Illustration by Angelika Manhart
Diseases of the Will

Involuntary Perfection Paralysis

By David Carmel

Those who suffer from this particular intellectual ailment seem unable to produce original creative work, despite being neither physically nor mentally incapacitated. On the contrary, they typically possess a keen intellect and a thorough understanding of the scientific method, as well as in-depth knowledge of their chosen field and more-than-adequate technical capabilities. Ironically, these merits are the source of their predicament, as these individuals are able to foresee all too well, before embarking on any actual research, the myriad problems and obstacles likely to arise in a new project, as well as the careful measures that will be required to avoid them. And being aware of the enormity of even the simplest enterprise, and of the painstaking, meticulous effort it will require, they seem unable to bring themselves to begin where less farsighted individuals would just take the plunge.

Paralyzed perfectionists are genuinely fascinated by nature, thinking up new research questions frequently and effortlessly. Having come up with something they would like to figure out, they happily embark upon planning the appropriate study with which to do so. An idea for a simple and elegant experiment will be quickly followed by an insight regarding a necessary control. And then another control that is just as vital. And another. Before long, the once-elegant design will have undergone an exponential explosion of experimental conditions, as the line between self-evidently required controls and those that are merely nit-picking is forgotten, along with the fundamental insight that no single study can ever settle a question conclusively.

Weighed down by the complexity of the task ahead of them, the perfectionists either let an inordinate amount of time and effort be consumed by arranging the perfect experimental setup, which is never completed to their exacting criteria; or they decide that some minor stumbling point cannot be overcome and thus abandon the entire project; or finally, they may progress to a more severe manifestation of the disorder: The Great Procrastinator. In this advanced stage of the disease, they are unable to give up on a project, but equally unable to begin the Sisyphean struggle of living up to their own standards.

Paralyzed perfectionists find themselves repeatedly incredulous when they read, often in prestigious journals, research results they consider disastrously flawed. They know exactly how they would have carried out the research properly, but fail to see that if they were the ones doing it, the work would never get done at all, let alone published.

Tragically, the paralyzed perfectionists’ grasp of methodology and experimental logic makes them a Mecca to their peers, who often consult them on difficulties with their own projects. The sound advice they provide has the dual effect of leading their colleagues to wonder how it is that the perfectionists have yet to gain wider recognition, while the perfectionists, for their part, grumble that only some of the issues have been addressed and the studies in question still lack sufficient rigor. Peers with a reasonable sense of proportion, however, go on to carry out these studies, getting them published and acknowledging the remaining unresolved problems in the discussion sections of their papers. The perfectionist ends up with the dubious distinction of being, in any given room, the cleverest person who hasn’t actually accomplished anything.

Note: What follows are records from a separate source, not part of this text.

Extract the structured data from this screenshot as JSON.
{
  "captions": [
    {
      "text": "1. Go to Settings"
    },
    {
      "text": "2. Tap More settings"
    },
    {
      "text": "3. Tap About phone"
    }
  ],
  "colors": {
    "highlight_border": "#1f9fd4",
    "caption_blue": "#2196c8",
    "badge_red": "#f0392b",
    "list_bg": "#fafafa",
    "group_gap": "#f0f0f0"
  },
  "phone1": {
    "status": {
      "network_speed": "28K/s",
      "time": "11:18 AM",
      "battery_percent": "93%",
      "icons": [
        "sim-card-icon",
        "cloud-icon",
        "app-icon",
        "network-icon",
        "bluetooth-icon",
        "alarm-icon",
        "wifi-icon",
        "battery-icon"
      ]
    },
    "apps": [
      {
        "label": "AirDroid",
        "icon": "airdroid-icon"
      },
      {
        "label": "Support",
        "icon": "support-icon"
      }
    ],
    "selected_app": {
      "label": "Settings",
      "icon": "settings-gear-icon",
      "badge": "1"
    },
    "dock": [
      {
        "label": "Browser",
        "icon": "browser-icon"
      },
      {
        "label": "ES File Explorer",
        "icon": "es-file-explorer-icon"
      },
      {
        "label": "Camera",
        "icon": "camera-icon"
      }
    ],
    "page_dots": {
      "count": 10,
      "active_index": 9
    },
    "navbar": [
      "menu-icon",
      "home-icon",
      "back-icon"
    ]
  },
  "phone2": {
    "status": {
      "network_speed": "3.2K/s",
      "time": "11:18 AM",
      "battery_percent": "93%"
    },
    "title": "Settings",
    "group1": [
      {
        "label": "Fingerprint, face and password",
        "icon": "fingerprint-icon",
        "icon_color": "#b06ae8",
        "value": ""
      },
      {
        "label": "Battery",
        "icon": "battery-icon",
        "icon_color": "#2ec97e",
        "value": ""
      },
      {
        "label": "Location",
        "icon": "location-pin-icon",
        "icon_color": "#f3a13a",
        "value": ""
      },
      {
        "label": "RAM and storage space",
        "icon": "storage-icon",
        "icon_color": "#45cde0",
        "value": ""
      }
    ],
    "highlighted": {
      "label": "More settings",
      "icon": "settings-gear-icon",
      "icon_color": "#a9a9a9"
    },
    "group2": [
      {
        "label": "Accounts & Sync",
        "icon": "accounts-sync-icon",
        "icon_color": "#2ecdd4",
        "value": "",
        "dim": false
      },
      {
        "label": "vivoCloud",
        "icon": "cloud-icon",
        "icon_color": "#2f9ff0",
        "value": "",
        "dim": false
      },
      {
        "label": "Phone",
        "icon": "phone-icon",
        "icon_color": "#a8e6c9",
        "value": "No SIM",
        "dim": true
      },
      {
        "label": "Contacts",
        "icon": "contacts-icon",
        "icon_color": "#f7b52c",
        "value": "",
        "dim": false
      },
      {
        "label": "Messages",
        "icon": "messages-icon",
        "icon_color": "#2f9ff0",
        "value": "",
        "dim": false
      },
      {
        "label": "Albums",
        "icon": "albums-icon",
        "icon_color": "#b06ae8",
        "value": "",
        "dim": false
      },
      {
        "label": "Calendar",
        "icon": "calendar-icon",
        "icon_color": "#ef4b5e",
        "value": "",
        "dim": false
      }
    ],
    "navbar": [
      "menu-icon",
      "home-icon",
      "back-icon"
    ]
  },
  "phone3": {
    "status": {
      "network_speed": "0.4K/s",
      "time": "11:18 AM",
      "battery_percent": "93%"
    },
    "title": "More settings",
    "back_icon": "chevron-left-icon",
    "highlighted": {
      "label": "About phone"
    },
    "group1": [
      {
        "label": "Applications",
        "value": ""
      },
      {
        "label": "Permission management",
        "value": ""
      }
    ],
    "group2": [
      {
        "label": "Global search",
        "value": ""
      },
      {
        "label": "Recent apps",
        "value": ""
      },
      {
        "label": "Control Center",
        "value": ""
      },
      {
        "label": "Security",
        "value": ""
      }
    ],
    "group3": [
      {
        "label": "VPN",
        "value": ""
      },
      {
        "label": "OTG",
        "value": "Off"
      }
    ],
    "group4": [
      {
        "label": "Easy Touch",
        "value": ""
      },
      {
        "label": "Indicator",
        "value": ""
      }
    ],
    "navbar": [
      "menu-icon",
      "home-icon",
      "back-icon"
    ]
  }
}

David Carmel uses the methods of cognitive neuroscience to investigate how the human brain creates consciousness. After a few years as a postdoctoral fellow at NYU, he started his own lab at the University of Edinburgh in 2012, and recently moved to Victoria University of Wellington, New Zealand. He would like to think this piece is not autobiographical.